On Sunday, February 4, millions of people will tune in for the year’s biggest game. No, we are not talking about the Super Bowl 52 match-up between the Patriots and Eagles, but Animal Planet’s adorable Puppy Bowl where two canine teams will go nose-to-nose for the coveted “Lombarky Trophy.”
Shortly after graduating in 2012, Dutch fashion designer Bas Timmer heard some distressing news. While he had been busy sketching designs for warm weather clothing for his new brand, a friend's father, who was homeless, had died of hypothermia just meters away from his studio. The young innovator set aside his personal ambitions and instead used his design skills to create Sheltersuit — a waterproof, insulated jacket that doubles as a sleeping bag to protect the world's homeless and refugees, living in makeshift camps, against extreme weather.
Over the years, the caretakers at the Southern Plains Wildlife Rehabilitation Center (SPWRC) in Lubbock, Texas, have sheltered hundreds of species of orphaned and injured animals, ranging from birds to reptiles. However, the hairless baby opossum, dropped off at the center in mid-October by a concerned resident, was unlike any animal they had encountered before.
Many people, including successful entrepreneurs like Facebook’s Mark Zuckerberg, wear the same clothing daily because they want to focus their decision-making energy on more important things. However, Julia Mooney’s, “One outfit, 100 days” challenge, has a more altruistic motive. The art teacher at the William W. Allen Middle School in Moorestown, New Jersey is wearing the same dress for the first 100 days of school to create awareness of the environmental costs of fast fashion.

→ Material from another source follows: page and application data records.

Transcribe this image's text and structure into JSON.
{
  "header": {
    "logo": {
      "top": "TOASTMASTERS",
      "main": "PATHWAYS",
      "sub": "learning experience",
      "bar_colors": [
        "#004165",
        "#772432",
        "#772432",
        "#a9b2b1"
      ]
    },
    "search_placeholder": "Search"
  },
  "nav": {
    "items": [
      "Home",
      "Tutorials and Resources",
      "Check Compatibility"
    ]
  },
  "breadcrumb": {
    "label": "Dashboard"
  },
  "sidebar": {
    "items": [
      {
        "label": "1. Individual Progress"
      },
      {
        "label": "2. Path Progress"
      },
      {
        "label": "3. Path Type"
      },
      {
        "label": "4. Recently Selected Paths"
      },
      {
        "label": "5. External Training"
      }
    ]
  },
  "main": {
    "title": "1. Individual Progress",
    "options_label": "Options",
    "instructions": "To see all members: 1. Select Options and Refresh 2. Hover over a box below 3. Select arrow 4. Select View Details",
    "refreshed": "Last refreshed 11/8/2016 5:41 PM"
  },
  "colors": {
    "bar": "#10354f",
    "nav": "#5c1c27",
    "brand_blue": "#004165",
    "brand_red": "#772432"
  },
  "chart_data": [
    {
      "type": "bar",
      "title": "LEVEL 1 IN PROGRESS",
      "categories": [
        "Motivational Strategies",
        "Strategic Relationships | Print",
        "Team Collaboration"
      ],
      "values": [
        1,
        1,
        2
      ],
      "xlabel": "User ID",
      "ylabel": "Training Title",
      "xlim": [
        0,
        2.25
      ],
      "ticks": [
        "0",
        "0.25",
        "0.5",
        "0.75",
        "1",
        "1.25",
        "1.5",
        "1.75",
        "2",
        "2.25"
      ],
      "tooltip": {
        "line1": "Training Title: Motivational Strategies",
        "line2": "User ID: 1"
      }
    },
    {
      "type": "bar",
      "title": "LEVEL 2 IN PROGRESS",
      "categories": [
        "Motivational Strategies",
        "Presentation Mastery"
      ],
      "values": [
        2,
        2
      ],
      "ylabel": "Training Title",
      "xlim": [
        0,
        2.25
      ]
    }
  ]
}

Clothing made from synthetic materials, such as polyester and nylon, has many positive attributes. It is cheap to produce, lasts for a long time, and is comfortable to wear. However, the fabric, made from petroleum, has one major downside. The tiny polymer strands — or what we call lint — that shed from the textiles during each laundry cycle are big contributors to plastic pollution. Now, some scientists from Lithuania have found a way to recycle the textile waste into clean energy.
Parents often use the expression “in the blink of an eye” to express their astonishment at how fast their children reach adulthood. However, for those with newborns, the phrase is literal given that an average baby grows between 6 to 7 sizes within the first two years! While exciting, the constant wardrobe replenishment is expensive and also results in a lot of wasted clothing. To tackle the issue, Ryan Yasin has created an origami-inspired line of clothing that expands (or contracts) automatically, resulting in a perfect fit each time.
The deadly winter storm, which swept across 22 states — from Texas to Maine — the week of February 14, 2021, delivered large amounts of snow and ice, and established numerous low-temperature records. While over 140 million Americans were impacted, Texas was particularly hard hit. The Arctic chill caused about 60 percent of the state's energy sources to go offline and water pipes to freeze and burst, leaving millions without electricity and water.
Though not as mainstream as devices like smartphones and fitness trackers, more companies are now experimenting with the concept of connected garments. Among the pioneers is London-based CuteCircuit, which has been creating fashionable smart clothing since 2004. The company's latest innovation is the "Sound Shirt," which allows deaf people to "feel" live music by transforming the tunes into touch sensations in real time.